(Collection entries)
--*--

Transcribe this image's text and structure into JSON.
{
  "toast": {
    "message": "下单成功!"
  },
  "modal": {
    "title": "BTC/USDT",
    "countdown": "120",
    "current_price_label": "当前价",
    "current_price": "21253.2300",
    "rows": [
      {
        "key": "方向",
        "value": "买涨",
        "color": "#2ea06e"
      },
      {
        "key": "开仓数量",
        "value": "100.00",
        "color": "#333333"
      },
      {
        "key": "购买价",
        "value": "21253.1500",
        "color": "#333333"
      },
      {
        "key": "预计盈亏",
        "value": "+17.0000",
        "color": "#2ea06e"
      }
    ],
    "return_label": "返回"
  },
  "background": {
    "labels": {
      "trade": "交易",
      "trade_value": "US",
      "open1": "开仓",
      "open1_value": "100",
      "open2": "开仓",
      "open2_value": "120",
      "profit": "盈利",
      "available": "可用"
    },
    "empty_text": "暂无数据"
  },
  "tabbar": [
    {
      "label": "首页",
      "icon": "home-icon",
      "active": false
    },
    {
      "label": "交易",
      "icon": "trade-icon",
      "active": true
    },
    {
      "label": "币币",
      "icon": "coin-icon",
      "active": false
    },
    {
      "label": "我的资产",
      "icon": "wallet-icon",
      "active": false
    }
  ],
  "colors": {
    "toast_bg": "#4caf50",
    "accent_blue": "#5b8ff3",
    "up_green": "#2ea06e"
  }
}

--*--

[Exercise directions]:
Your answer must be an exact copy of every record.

[Solution for this problem]:
Transcribe this image's text and structure into JSON.
{
  "toast": {
    "message": "下单成功!"
  },
  "modal": {
    "title": "BTC/USDT",
    "countdown": "120",
    "current_price_label": "当前价",
    "current_price": "21253.2300",
    "rows": [
      {
        "key": "方向",
        "value": "买涨",
        "color": "#2ea06e"
      },
      {
        "key": "开仓数量",
        "value": "100.00",
        "color": "#333333"
      },
      {
        "key": "购买价",
        "value": "21253.1500",
        "color": "#333333"
      },
      {
        "key": "预计盈亏",
        "value": "+17.0000",
        "color": "#2ea06e"
      }
    ],
    "return_label": "返回"
  },
  "background": {
    "labels": {
      "trade": "交易",
      "trade_value": "US",
      "open1": "开仓",
      "open1_value": "100",
      "open2": "开仓",
      "open2_value": "120",
      "profit": "盈利",
      "available": "可用"
    },
    "empty_text": "暂无数据"
  },
  "tabbar": [
    {
      "label": "首页",
      "icon": "home-icon",
      "active": false
    },
    {
      "label": "交易",
      "icon": "trade-icon",
      "active": true
    },
    {
      "label": "币币",
      "icon": "coin-icon",
      "active": false
    },
    {
      "label": "我的资产",
      "icon": "wallet-icon",
      "active": false
    }
  ],
  "colors": {
    "toast_bg": "#4caf50",
    "accent_blue": "#5b8ff3",
    "up_green": "#2ea06e"
  }
}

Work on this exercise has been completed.